§ What is being asked
Identical copies of all the records below are needed.

§ Extracted entries
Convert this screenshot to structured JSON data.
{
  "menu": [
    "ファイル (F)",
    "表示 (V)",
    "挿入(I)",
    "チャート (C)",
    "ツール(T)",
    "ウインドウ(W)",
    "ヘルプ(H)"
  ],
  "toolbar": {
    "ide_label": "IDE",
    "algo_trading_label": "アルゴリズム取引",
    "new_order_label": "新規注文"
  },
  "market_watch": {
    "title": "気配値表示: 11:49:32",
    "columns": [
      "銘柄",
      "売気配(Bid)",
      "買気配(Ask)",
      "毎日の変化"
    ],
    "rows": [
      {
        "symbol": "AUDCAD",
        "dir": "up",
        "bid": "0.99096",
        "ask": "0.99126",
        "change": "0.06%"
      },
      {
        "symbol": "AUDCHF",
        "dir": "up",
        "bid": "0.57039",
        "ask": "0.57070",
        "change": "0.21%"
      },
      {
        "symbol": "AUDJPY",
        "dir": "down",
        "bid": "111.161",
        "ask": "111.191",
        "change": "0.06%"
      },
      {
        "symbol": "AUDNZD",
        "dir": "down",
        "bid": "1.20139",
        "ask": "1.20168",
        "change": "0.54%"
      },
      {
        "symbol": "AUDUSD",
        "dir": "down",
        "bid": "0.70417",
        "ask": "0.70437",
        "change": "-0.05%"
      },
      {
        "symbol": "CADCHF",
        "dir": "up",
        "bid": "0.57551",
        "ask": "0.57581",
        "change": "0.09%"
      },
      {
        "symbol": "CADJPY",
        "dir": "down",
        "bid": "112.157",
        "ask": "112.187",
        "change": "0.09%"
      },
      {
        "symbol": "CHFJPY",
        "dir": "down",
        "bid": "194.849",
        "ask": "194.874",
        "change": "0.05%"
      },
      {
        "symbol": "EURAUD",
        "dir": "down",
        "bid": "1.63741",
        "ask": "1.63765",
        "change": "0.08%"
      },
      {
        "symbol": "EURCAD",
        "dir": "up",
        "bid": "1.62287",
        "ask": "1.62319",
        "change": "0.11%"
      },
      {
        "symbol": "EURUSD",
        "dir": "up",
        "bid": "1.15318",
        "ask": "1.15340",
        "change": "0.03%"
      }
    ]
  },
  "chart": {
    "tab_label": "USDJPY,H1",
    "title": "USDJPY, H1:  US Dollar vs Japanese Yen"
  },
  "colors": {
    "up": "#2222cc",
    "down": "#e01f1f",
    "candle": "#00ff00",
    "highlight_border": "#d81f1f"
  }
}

§ Answer for the task
Convert this screenshot to structured JSON data.
{
  "menu": [
    "ファイル (F)",
    "表示 (V)",
    "挿入(I)",
    "チャート (C)",
    "ツール(T)",
    "ウインドウ(W)",
    "ヘルプ(H)"
  ],
  "toolbar": {
    "ide_label": "IDE",
    "algo_trading_label": "アルゴリズム取引",
    "new_order_label": "新規注文"
  },
  "market_watch": {
    "title": "気配値表示: 11:49:32",
    "columns": [
      "銘柄",
      "売気配(Bid)",
      "買気配(Ask)",
      "毎日の変化"
    ],
    "rows": [
      {
        "symbol": "AUDCAD",
        "dir": "up",
        "bid": "0.99096",
        "ask": "0.99126",
        "change": "0.06%"
      },
      {
        "symbol": "AUDCHF",
        "dir": "up",
        "bid": "0.57039",
        "ask": "0.57070",
        "change": "0.21%"
      },
      {
        "symbol": "AUDJPY",
        "dir": "down",
        "bid": "111.161",
        "ask": "111.191",
        "change": "0.06%"
      },
      {
        "symbol": "AUDNZD",
        "dir": "down",
        "bid": "1.20139",
        "ask": "1.20168",
        "change": "0.54%"
      },
      {
        "symbol": "AUDUSD",
        "dir": "down",
        "bid": "0.70417",
        "ask": "0.70437",
        "change": "-0.05%"
      },
      {
        "symbol": "CADCHF",
        "dir": "up",
        "bid": "0.57551",
        "ask": "0.57581",
        "change": "0.09%"
      },
      {
        "symbol": "CADJPY",
        "dir": "down",
        "bid": "112.157",
        "ask": "112.187",
        "change": "0.09%"
      },
      {
        "symbol": "CHFJPY",
        "dir": "down",
        "bid": "194.849",
        "ask": "194.874",
        "change": "0.05%"
      },
      {
        "symbol": "EURAUD",
        "dir": "down",
        "bid": "1.63741",
        "ask": "1.63765",
        "change": "0.08%"
      },
      {
        "symbol": "EURCAD",
        "dir": "up",
        "bid": "1.62287",
        "ask": "1.62319",
        "change": "0.11%"
      },
      {
        "symbol": "EURUSD",
        "dir": "up",
        "bid": "1.15318",
        "ask": "1.15340",
        "change": "0.03%"
      }
    ]
  },
  "chart": {
    "tab_label": "USDJPY,H1",
    "title": "USDJPY, H1:  US Dollar vs Japanese Yen"
  },
  "colors": {
    "up": "#2222cc",
    "down": "#e01f1f",
    "candle": "#00ff00",
    "highlight_border": "#d81f1f"
  }
}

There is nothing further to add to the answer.